Manzarek’s chance meeting with Jim Morrison at Venice Beach in 1965 led to the band’s formation. Manzarek, a Chicago native, moved to Los Angeles to study film at UCLA. He met Morrison on the Westwood campus while the future Doors frontman was briefly studying there.
“[Manzarek] was the only one at UCLA who was smart enough to know that Jim Morrison wasn’t just a jerk, like a lot of people thought. To me, that make him a genius.” – Doors guitarist Robby Krieger
It was that Venice Beach meeting that marked the beginning of The Doors, when Morrison showed Manzarek a rough version of the song “Moonlight Drive”:
After Manzarek graduated in 1965, the two met again by chance at Venice Beach and decided to start a band, adding guitar player Robby Krieger and drummer John Densmore. Because the band lacked a bass player, Manzarek usually played the bass lines on his Fender Rhodes piano. Manzarek was the oldest in the band and occasionally sang as well.
“[Manzarek] was relentless in his pursuit of the vision. And you have to give Ray a lot of credit because he understood what Jim [Morrison] was and what was magic about Jim, and he just never backed down from that.” – Bill Siddons, former manager for The Doors

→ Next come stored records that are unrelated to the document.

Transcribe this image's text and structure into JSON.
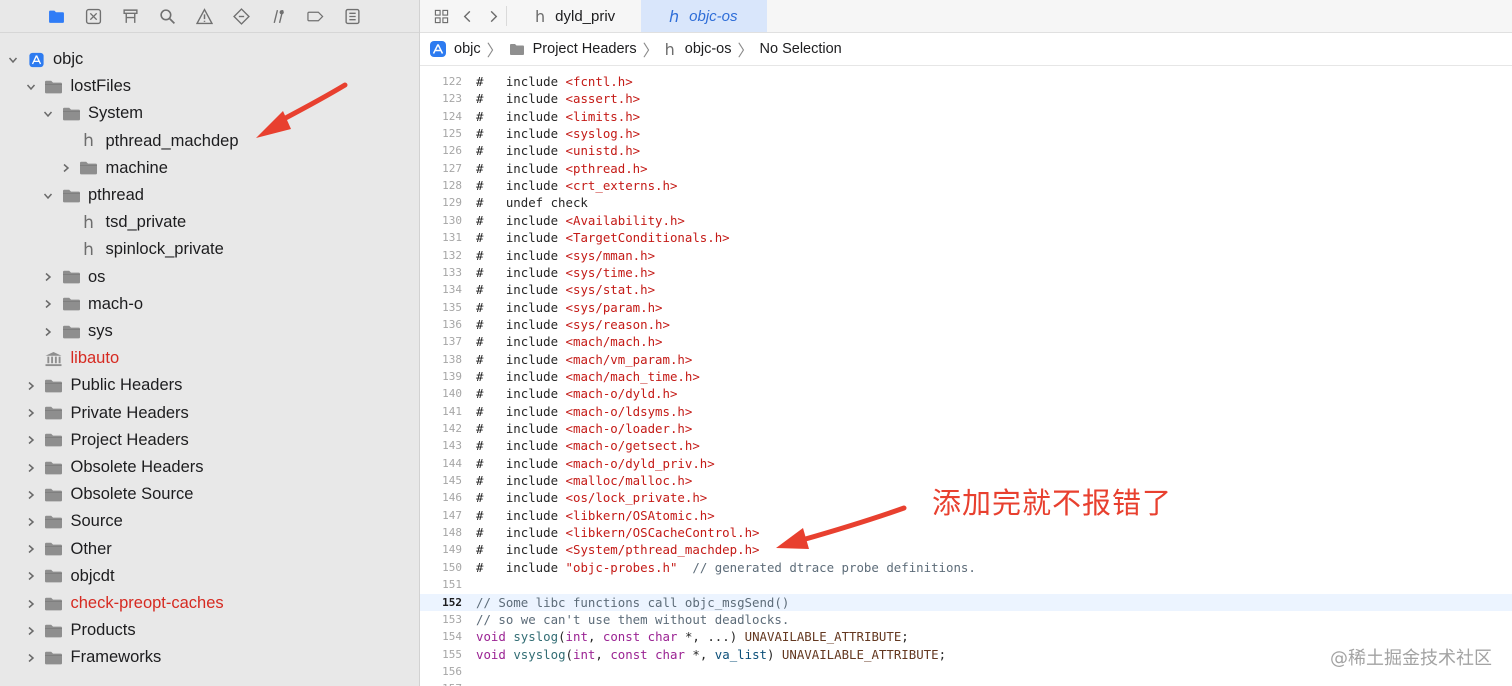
{
  "navigator": {
    "toolbar_icons": [
      "folder-icon",
      "source-control-icon",
      "symbol-icon",
      "search-icon",
      "issue-icon",
      "test-icon",
      "debug-icon",
      "breakpoint-icon",
      "report-icon"
    ],
    "tree": [
      {
        "label": "objc",
        "depth": 0,
        "expanded": true,
        "kind": "project"
      },
      {
        "label": "lostFiles",
        "depth": 1,
        "expanded": true,
        "kind": "folder"
      },
      {
        "label": "System",
        "depth": 2,
        "expanded": true,
        "kind": "folder"
      },
      {
        "label": "pthread_machdep",
        "depth": 3,
        "kind": "header"
      },
      {
        "label": "machine",
        "depth": 3,
        "expanded": false,
        "kind": "folder"
      },
      {
        "label": "pthread",
        "depth": 2,
        "expanded": true,
        "kind": "folder"
      },
      {
        "label": "tsd_private",
        "depth": 3,
        "kind": "header"
      },
      {
        "label": "spinlock_private",
        "depth": 3,
        "kind": "header"
      },
      {
        "label": "os",
        "depth": 2,
        "expanded": false,
        "kind": "folder"
      },
      {
        "label": "mach-o",
        "depth": 2,
        "expanded": false,
        "kind": "folder"
      },
      {
        "label": "sys",
        "depth": 2,
        "expanded": false,
        "kind": "folder"
      },
      {
        "label": "libauto",
        "depth": 1,
        "kind": "library",
        "red": true
      },
      {
        "label": "Public Headers",
        "depth": 1,
        "expanded": false,
        "kind": "folder"
      },
      {
        "label": "Private Headers",
        "depth": 1,
        "expanded": false,
        "kind": "folder"
      },
      {
        "label": "Project Headers",
        "depth": 1,
        "expanded": false,
        "kind": "folder"
      },
      {
        "label": "Obsolete Headers",
        "depth": 1,
        "expanded": false,
        "kind": "folder"
      },
      {
        "label": "Obsolete Source",
        "depth": 1,
        "expanded": false,
        "kind": "folder"
      },
      {
        "label": "Source",
        "depth": 1,
        "expanded": false,
        "kind": "folder"
      },
      {
        "label": "Other",
        "depth": 1,
        "expanded": false,
        "kind": "folder"
      },
      {
        "label": "objcdt",
        "depth": 1,
        "expanded": false,
        "kind": "folder"
      },
      {
        "label": "check-preopt-caches",
        "depth": 1,
        "expanded": false,
        "kind": "folder",
        "red": true
      },
      {
        "label": "Products",
        "depth": 1,
        "expanded": false,
        "kind": "folder"
      },
      {
        "label": "Frameworks",
        "depth": 1,
        "expanded": false,
        "kind": "folder"
      }
    ]
  },
  "editor": {
    "tabs": [
      {
        "label": "dyld_priv",
        "active": false
      },
      {
        "label": "objc-os",
        "active": true
      }
    ],
    "jump_bar": {
      "project": "objc",
      "group": "Project Headers",
      "file": "objc-os",
      "selection": "No Selection"
    },
    "current_line": 152,
    "lines": [
      {
        "n": 122,
        "tokens": [
          [
            "#   include ",
            ""
          ],
          [
            "<fcntl.h>",
            "str"
          ]
        ]
      },
      {
        "n": 123,
        "tokens": [
          [
            "#   include ",
            ""
          ],
          [
            "<assert.h>",
            "str"
          ]
        ]
      },
      {
        "n": 124,
        "tokens": [
          [
            "#   include ",
            ""
          ],
          [
            "<limits.h>",
            "str"
          ]
        ]
      },
      {
        "n": 125,
        "tokens": [
          [
            "#   include ",
            ""
          ],
          [
            "<syslog.h>",
            "str"
          ]
        ]
      },
      {
        "n": 126,
        "tokens": [
          [
            "#   include ",
            ""
          ],
          [
            "<unistd.h>",
            "str"
          ]
        ]
      },
      {
        "n": 127,
        "tokens": [
          [
            "#   include ",
            ""
          ],
          [
            "<pthread.h>",
            "str"
          ]
        ]
      },
      {
        "n": 128,
        "tokens": [
          [
            "#   include ",
            ""
          ],
          [
            "<crt_externs.h>",
            "str"
          ]
        ]
      },
      {
        "n": 129,
        "tokens": [
          [
            "#   undef check",
            ""
          ]
        ]
      },
      {
        "n": 130,
        "tokens": [
          [
            "#   include ",
            ""
          ],
          [
            "<Availability.h>",
            "str"
          ]
        ]
      },
      {
        "n": 131,
        "tokens": [
          [
            "#   include ",
            ""
          ],
          [
            "<TargetConditionals.h>",
            "str"
          ]
        ]
      },
      {
        "n": 132,
        "tokens": [
          [
            "#   include ",
            ""
          ],
          [
            "<sys/mman.h>",
            "str"
          ]
        ]
      },
      {
        "n": 133,
        "tokens": [
          [
            "#   include ",
            ""
          ],
          [
            "<sys/time.h>",
            "str"
          ]
        ]
      },
      {
        "n": 134,
        "tokens": [
          [
            "#   include ",
            ""
          ],
          [
            "<sys/stat.h>",
            "str"
          ]
        ]
      },
      {
        "n": 135,
        "tokens": [
          [
            "#   include ",
            ""
          ],
          [
            "<sys/param.h>",
            "str"
          ]
        ]
      },
      {
        "n": 136,
        "tokens": [
          [
            "#   include ",
            ""
          ],
          [
            "<sys/reason.h>",
            "str"
          ]
        ]
      },
      {
        "n": 137,
        "tokens": [
          [
            "#   include ",
            ""
          ],
          [
            "<mach/mach.h>",
            "str"
          ]
        ]
      },
      {
        "n": 138,
        "tokens": [
          [
            "#   include ",
            ""
          ],
          [
            "<mach/vm_param.h>",
            "str"
          ]
        ]
      },
      {
        "n": 139,
        "tokens": [
          [
            "#   include ",
            ""
          ],
          [
            "<mach/mach_time.h>",
            "str"
          ]
        ]
      },
      {
        "n": 140,
        "tokens": [
          [
            "#   include ",
            ""
          ],
          [
            "<mach-o/dyld.h>",
            "str"
          ]
        ]
      },
      {
        "n": 141,
        "tokens": [
          [
            "#   include ",
            ""
          ],
          [
            "<mach-o/ldsyms.h>",
            "str"
          ]
        ]
      },
      {
        "n": 142,
        "tokens": [
          [
            "#   include ",
            ""
          ],
          [
            "<mach-o/loader.h>",
            "str"
          ]
        ]
      },
      {
        "n": 143,
        "tokens": [
          [
            "#   include ",
            ""
          ],
          [
            "<mach-o/getsect.h>",
            "str"
          ]
        ]
      },
      {
        "n": 144,
        "tokens": [
          [
            "#   include ",
            ""
          ],
          [
            "<mach-o/dyld_priv.h>",
            "str"
          ]
        ]
      },
      {
        "n": 145,
        "tokens": [
          [
            "#   include ",
            ""
          ],
          [
            "<malloc/malloc.h>",
            "str"
          ]
        ]
      },
      {
        "n": 146,
        "tokens": [
          [
            "#   include ",
            ""
          ],
          [
            "<os/lock_private.h>",
            "str"
          ]
        ]
      },
      {
        "n": 147,
        "tokens": [
          [
            "#   include ",
            ""
          ],
          [
            "<libkern/OSAtomic.h>",
            "str"
          ]
        ]
      },
      {
        "n": 148,
        "tokens": [
          [
            "#   include ",
            ""
          ],
          [
            "<libkern/OSCacheControl.h>",
            "str"
          ]
        ]
      },
      {
        "n": 149,
        "tokens": [
          [
            "#   include ",
            ""
          ],
          [
            "<System/pthread_machdep.h>",
            "str"
          ]
        ]
      },
      {
        "n": 150,
        "tokens": [
          [
            "#   include ",
            ""
          ],
          [
            "\"objc-probes.h\"",
            "str"
          ],
          [
            "  ",
            ""
          ],
          [
            "// generated dtrace probe definitions.",
            "cmt"
          ]
        ]
      },
      {
        "n": 151,
        "tokens": []
      },
      {
        "n": 152,
        "tokens": [
          [
            "// Some libc functions call objc_msgSend()",
            "cmt"
          ]
        ]
      },
      {
        "n": 153,
        "tokens": [
          [
            "// so we can't use them without deadlocks.",
            "cmt"
          ]
        ]
      },
      {
        "n": 154,
        "tokens": [
          [
            "void",
            "kw"
          ],
          [
            " ",
            ""
          ],
          [
            "syslog",
            "fn"
          ],
          [
            "(",
            ""
          ],
          [
            "int",
            "kw"
          ],
          [
            ", ",
            ""
          ],
          [
            "const",
            "kw"
          ],
          [
            " ",
            ""
          ],
          [
            "char",
            "kw"
          ],
          [
            " *, ...) ",
            ""
          ],
          [
            "UNAVAILABLE_ATTRIBUTE",
            "macro"
          ],
          [
            ";",
            ""
          ]
        ]
      },
      {
        "n": 155,
        "tokens": [
          [
            "void",
            "kw"
          ],
          [
            " ",
            ""
          ],
          [
            "vsyslog",
            "fn"
          ],
          [
            "(",
            ""
          ],
          [
            "int",
            "kw"
          ],
          [
            ", ",
            ""
          ],
          [
            "const",
            "kw"
          ],
          [
            " ",
            ""
          ],
          [
            "char",
            "kw"
          ],
          [
            " *, ",
            ""
          ],
          [
            "va_list",
            "type"
          ],
          [
            ") ",
            ""
          ],
          [
            "UNAVAILABLE_ATTRIBUTE",
            "macro"
          ],
          [
            ";",
            ""
          ]
        ]
      },
      {
        "n": 156,
        "tokens": []
      },
      {
        "n": 157,
        "tokens": []
      }
    ]
  },
  "annotation": {
    "text": "添加完就不报错了",
    "color": "#e8402f"
  },
  "watermark": "@稀土掘金技术社区",
  "colors": {
    "accent": "#2f7cf6",
    "missing_file_red": "#d62a21",
    "string": "#c41a16",
    "comment": "#5d6c79",
    "keyword": "#9b2393"
  }
}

Morrison died in Paris in 1971 at age 27. Manzarek tried to hold the band together, becoming the lead singer, but it fell apart and he turned to working with other bands, producing and filmmaking. In the past decade or so, he had toured with Krieger.
The Doors were inducted into the Rock and Roll Hall of Fame in 1993 and have a star on the Hollywood Walk of Fame, where flowers were placed this afternoon in Manzarek’s memory.
KCRW’s Steve Chiotakis spoke with Krieger, as well as Bill Siddons, who managed the Doors from 1968 to 1972.